3) Put Symbols of Protection On Your Bike’s Decor.
Normally used for cars, but bikes can borrow the idea, too. Have a small picture of a dragon embossed on the frame of your bike, below your saddle on the seatpost or the seat tube. Or you could hang a key-chain with the Chinese word “Tiger” and tie it using a red string on your handlebars. Ideally, the symbol should stand out in a space of its own. It’s a hidden ninja of protection warding off unlucky “stuff” from your ride. Two popular examples of protective symbols are dragons and tigers. Dragons also include the element of luck. Tigers help ward off the nasty accidents and bike-thieves.

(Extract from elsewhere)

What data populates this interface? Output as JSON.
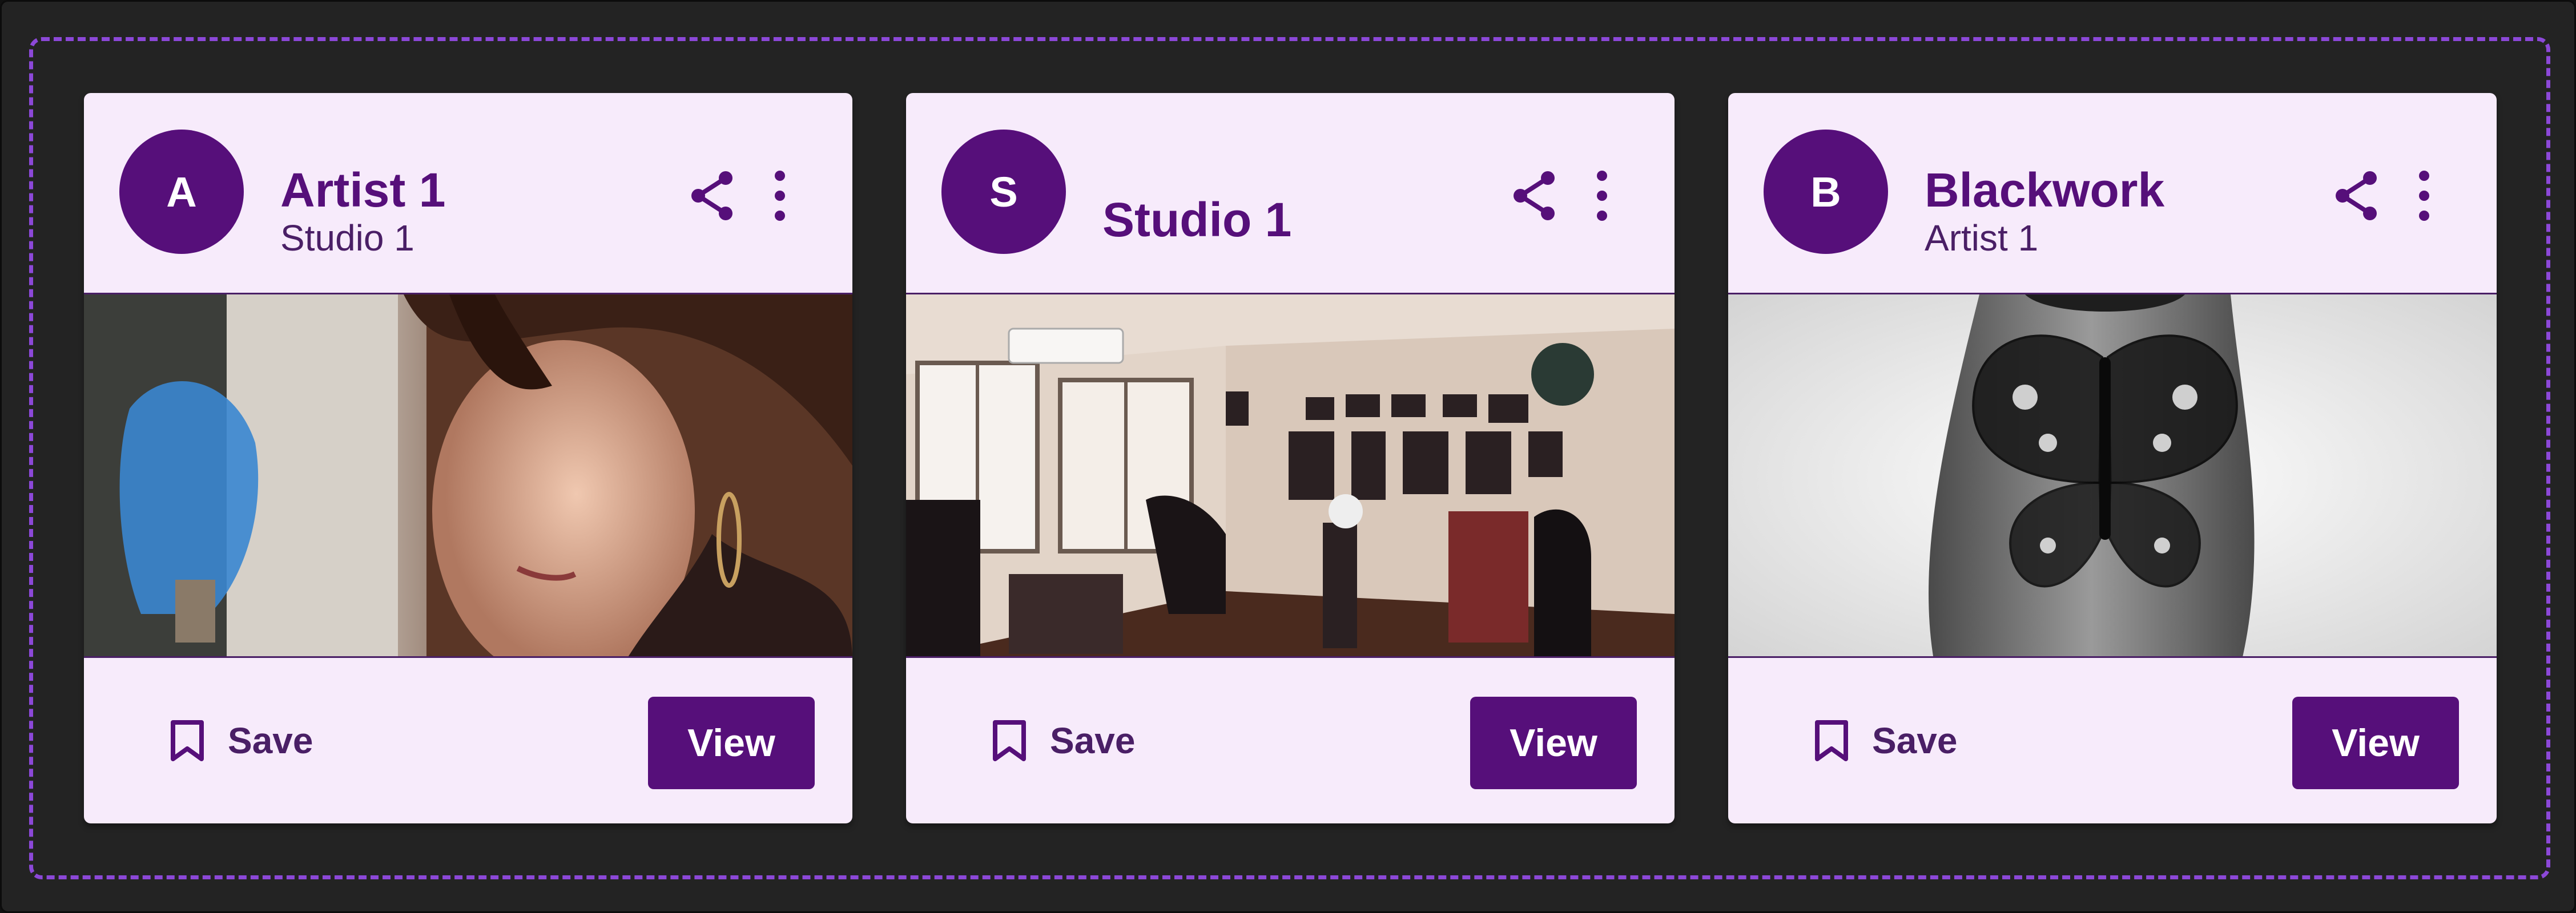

2018 is the Year of the Dog. It won’t be remiss, therefore, to paste a dog-sticker on your bike, too. Do it the red-dog-new-year way. Alternatively, you could also consider the upside down “Fu” that the Chinese so love to paste on their house doors. Translated, “upside-down” is “倒” (dao) in Mandarin. The tonality closely represents “arrival” – 到. Signalling the arrival of fortune for you.

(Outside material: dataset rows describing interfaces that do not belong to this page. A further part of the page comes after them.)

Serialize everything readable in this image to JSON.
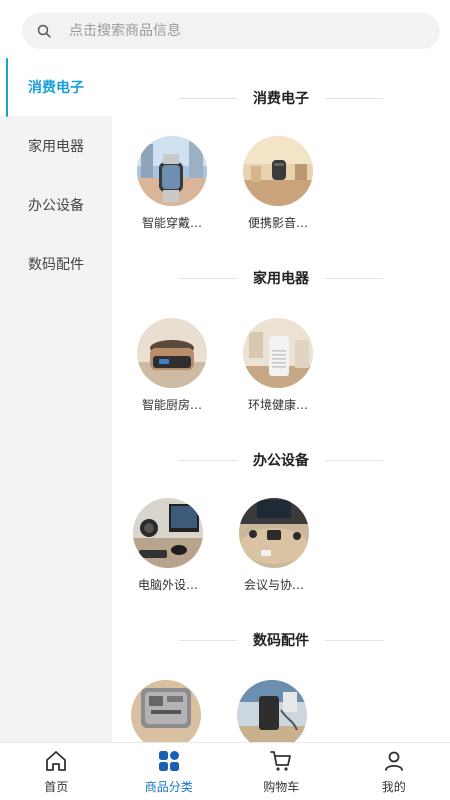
{
  "search": {
    "placeholder": "点击搜索商品信息"
  },
  "sidebar": {
    "items": [
      {
        "label": "消费电子",
        "active": true
      },
      {
        "label": "家用电器",
        "active": false
      },
      {
        "label": "办公设备",
        "active": false
      },
      {
        "label": "数码配件",
        "active": false
      }
    ]
  },
  "sections": [
    {
      "title": "消费电子",
      "products": [
        {
          "name": "智能穿戴…",
          "icon": "smartwatch-photo"
        },
        {
          "name": "便携影音…",
          "icon": "speaker-photo"
        }
      ]
    },
    {
      "title": "家用电器",
      "products": [
        {
          "name": "智能厨房…",
          "icon": "rice-cooker-photo"
        },
        {
          "name": "环境健康…",
          "icon": "air-purifier-photo"
        }
      ]
    },
    {
      "title": "办公设备",
      "products": [
        {
          "name": "电脑外设…",
          "icon": "computer-peripherals-photo"
        },
        {
          "name": "会议与协…",
          "icon": "conference-photo"
        }
      ]
    },
    {
      "title": "数码配件",
      "products": [
        {
          "name": "",
          "icon": "accessory-bag-photo"
        },
        {
          "name": "",
          "icon": "power-bank-photo"
        }
      ]
    }
  ],
  "tabbar": {
    "tabs": [
      {
        "label": "首页",
        "icon": "home-icon",
        "active": false
      },
      {
        "label": "商品分类",
        "icon": "category-icon",
        "active": true
      },
      {
        "label": "购物车",
        "icon": "cart-icon",
        "active": false
      },
      {
        "label": "我的",
        "icon": "user-icon",
        "active": false
      }
    ]
  },
  "colors": {
    "accent": "#1aa0d8",
    "tab_active": "#1a73c8",
    "sidebar_bg": "#f3f3f3"
  }
}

Decorating your bike, of course, also enhances its personality.
4) Keep in Touch with the Elements
The 5 Elements of Nature: Wind, Fire, Water, Earth.

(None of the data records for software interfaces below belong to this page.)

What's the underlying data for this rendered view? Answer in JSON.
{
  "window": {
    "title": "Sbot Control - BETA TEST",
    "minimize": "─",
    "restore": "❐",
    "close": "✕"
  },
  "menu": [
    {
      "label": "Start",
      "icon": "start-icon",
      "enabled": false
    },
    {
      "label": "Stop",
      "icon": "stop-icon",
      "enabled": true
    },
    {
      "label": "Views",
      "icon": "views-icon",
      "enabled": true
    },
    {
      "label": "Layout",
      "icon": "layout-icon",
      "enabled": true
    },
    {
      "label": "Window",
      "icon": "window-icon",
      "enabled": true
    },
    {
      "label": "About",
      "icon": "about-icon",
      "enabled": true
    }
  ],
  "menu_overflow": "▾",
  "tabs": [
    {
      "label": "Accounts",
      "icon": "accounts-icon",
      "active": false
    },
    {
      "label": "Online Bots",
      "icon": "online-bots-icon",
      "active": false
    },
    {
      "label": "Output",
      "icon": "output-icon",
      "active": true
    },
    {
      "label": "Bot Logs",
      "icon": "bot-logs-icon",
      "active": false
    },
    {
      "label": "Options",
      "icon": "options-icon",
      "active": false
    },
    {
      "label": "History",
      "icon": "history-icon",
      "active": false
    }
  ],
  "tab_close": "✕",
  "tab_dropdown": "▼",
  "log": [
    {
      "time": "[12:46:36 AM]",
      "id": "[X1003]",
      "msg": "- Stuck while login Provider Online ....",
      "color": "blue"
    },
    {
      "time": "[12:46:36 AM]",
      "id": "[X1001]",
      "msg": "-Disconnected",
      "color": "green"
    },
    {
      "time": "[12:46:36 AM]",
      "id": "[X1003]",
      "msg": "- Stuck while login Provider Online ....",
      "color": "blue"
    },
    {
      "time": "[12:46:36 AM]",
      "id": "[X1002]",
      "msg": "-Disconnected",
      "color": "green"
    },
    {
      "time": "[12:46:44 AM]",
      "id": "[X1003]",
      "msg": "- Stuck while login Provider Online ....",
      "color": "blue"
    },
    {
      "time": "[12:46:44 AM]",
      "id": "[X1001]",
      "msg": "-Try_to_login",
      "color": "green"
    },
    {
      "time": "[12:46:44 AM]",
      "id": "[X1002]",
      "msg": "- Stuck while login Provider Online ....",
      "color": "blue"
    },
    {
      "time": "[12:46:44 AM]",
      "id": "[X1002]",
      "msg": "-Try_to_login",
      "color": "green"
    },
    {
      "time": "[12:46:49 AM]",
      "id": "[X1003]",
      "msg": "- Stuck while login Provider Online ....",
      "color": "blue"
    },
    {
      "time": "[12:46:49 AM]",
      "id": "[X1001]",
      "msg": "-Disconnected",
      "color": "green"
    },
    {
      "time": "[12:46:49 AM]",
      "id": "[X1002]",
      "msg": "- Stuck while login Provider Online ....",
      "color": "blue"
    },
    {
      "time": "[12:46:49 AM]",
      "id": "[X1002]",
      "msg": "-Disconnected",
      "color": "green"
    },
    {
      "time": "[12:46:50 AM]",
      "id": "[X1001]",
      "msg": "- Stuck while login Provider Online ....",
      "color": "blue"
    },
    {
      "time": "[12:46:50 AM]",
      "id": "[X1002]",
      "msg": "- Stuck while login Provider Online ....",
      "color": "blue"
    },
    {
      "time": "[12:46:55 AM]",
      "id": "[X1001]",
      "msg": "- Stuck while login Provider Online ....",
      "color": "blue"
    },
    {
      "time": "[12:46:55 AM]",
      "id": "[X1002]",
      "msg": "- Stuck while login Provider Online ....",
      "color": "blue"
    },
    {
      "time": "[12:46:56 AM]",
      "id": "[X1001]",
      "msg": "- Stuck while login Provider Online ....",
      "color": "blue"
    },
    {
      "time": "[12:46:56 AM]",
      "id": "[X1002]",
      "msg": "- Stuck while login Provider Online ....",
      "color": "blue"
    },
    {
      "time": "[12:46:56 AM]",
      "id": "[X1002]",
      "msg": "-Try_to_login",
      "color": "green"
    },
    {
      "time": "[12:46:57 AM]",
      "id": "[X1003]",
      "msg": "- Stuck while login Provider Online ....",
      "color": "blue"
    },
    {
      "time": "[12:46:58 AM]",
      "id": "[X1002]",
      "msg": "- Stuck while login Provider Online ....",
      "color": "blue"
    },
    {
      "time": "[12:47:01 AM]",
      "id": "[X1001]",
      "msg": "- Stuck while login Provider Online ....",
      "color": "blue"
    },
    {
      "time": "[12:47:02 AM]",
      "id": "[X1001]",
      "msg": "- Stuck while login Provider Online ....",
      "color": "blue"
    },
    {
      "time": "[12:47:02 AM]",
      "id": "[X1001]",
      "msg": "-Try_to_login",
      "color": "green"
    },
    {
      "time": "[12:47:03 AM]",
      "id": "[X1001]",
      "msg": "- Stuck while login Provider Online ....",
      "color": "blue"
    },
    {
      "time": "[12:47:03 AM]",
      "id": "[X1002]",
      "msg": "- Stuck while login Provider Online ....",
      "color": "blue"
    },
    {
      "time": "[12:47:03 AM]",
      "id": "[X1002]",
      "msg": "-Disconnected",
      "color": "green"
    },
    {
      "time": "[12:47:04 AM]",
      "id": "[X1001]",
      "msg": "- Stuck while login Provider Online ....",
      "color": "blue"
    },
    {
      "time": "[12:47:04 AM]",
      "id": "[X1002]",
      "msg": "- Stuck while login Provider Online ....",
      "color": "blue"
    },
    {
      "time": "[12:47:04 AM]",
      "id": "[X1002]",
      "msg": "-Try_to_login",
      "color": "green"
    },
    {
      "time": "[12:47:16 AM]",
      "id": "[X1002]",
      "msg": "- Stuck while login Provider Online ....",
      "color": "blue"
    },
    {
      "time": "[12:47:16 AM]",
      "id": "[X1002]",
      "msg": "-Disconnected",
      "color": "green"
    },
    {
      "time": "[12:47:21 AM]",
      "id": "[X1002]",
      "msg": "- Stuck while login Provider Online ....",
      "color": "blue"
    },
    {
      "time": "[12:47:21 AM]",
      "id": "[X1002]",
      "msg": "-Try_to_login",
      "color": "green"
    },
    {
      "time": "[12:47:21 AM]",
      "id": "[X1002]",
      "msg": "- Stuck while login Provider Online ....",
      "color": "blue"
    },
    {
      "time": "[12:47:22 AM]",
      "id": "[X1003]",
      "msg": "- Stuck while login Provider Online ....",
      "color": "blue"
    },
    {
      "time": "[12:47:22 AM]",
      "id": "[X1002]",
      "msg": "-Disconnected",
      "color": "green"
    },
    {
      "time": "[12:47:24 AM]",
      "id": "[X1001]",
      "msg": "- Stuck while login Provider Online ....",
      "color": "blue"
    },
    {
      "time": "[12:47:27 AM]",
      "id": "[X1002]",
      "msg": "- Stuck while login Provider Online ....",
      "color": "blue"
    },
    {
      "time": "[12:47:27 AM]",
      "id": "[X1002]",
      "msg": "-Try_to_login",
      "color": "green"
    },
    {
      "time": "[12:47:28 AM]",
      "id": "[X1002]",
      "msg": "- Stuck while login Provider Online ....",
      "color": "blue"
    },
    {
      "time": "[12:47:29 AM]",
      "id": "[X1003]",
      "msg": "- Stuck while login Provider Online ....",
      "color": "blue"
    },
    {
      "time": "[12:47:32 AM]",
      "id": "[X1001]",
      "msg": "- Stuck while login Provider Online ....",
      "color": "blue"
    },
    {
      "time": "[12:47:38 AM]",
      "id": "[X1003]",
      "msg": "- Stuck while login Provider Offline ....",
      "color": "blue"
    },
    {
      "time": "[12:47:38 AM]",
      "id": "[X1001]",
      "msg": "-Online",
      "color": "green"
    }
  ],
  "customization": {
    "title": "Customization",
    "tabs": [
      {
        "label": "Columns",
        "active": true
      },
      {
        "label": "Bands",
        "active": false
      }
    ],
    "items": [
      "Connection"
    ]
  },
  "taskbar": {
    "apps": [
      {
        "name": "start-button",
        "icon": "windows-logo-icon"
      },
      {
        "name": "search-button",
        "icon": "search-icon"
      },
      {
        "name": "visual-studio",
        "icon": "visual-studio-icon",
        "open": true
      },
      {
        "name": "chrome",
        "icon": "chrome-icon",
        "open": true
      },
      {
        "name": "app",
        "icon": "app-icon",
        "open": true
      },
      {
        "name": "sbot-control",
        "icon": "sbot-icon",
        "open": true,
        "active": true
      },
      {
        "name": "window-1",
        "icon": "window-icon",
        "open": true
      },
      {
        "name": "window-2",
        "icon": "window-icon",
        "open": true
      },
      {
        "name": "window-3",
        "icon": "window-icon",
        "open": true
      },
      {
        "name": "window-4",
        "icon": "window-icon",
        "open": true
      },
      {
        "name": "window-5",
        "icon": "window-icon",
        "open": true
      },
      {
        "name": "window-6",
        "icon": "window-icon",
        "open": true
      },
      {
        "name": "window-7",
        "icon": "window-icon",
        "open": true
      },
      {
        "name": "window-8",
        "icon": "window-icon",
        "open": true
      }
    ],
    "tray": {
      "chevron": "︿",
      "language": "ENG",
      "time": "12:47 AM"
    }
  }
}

i) Remain Grounded with Element Earth:
One good “talisman” you can carry with you is a little bag of seeds, stones or crystals. Imbue the stones with your well-wishes and good intentions – energy, safety, happiness, fortune – and tie it safely beneath your saddle or your bike’s grocery basket. Alternatively, you can carry it in your backpack as you ride. Car owners usually carry such objects of luck on their dashboard. Why not bike owners?
ii) Drink Water Regularly & Connect to “Shui”:
So Mother Nature reminds us of the importance of keeping close to Water – by drinking it. Meaning-wise, water represents humility in its ability to flow. A clear body of water also reflects our faces back to us – it’s this very same awareness and clear-mindedness we need to cultivate in the course of cycling to avoid any disaster. In Feng Shui, Water flushes out the negative energies that fill our space, brought about by our cellphones and perhaps occasional hot tempers.
Hence, in line with the Element of Water, keep close to H2O and carry a bottle of it as you ride. You might be thankful when thirst bites your tongue later. This is also Nature’s way of teaching us to take care of ourselves, hence self-love.
5) Accessorize Your Bike With the Dog’s Lucky Colors
The Lucky Colors of the Dog as shown:
The Year of the Dog corresponds with the element Earth. The Dog itself is a creature of trustworthiness and loyalty, hence Earthiness can be said to be its nature. Primarily, the Dog encompasses Earth in its Yang form; secondarily, it also carries the Fire and Metal elements within it.
Read this article for a better understanding of how the colors interact with one another:
In short, have something of these 3 colors to decorate your bike: a red “Fu” sticker, a green frame, a blue helmet. To make life easier, you don’t need to follow the exact shades of color. Simply have something red, green and blue to represent the Dog’s elements of Earth, Fire and Metal. This includes, but is not limited to, giving your bike a fresh coat of (green?) paint!
Question: Do you know any other auspicious items that you can hang on your bikes? If you do, let us know in the comments section!
Happy Chinese New Year of the Dog from the Togoparts Team!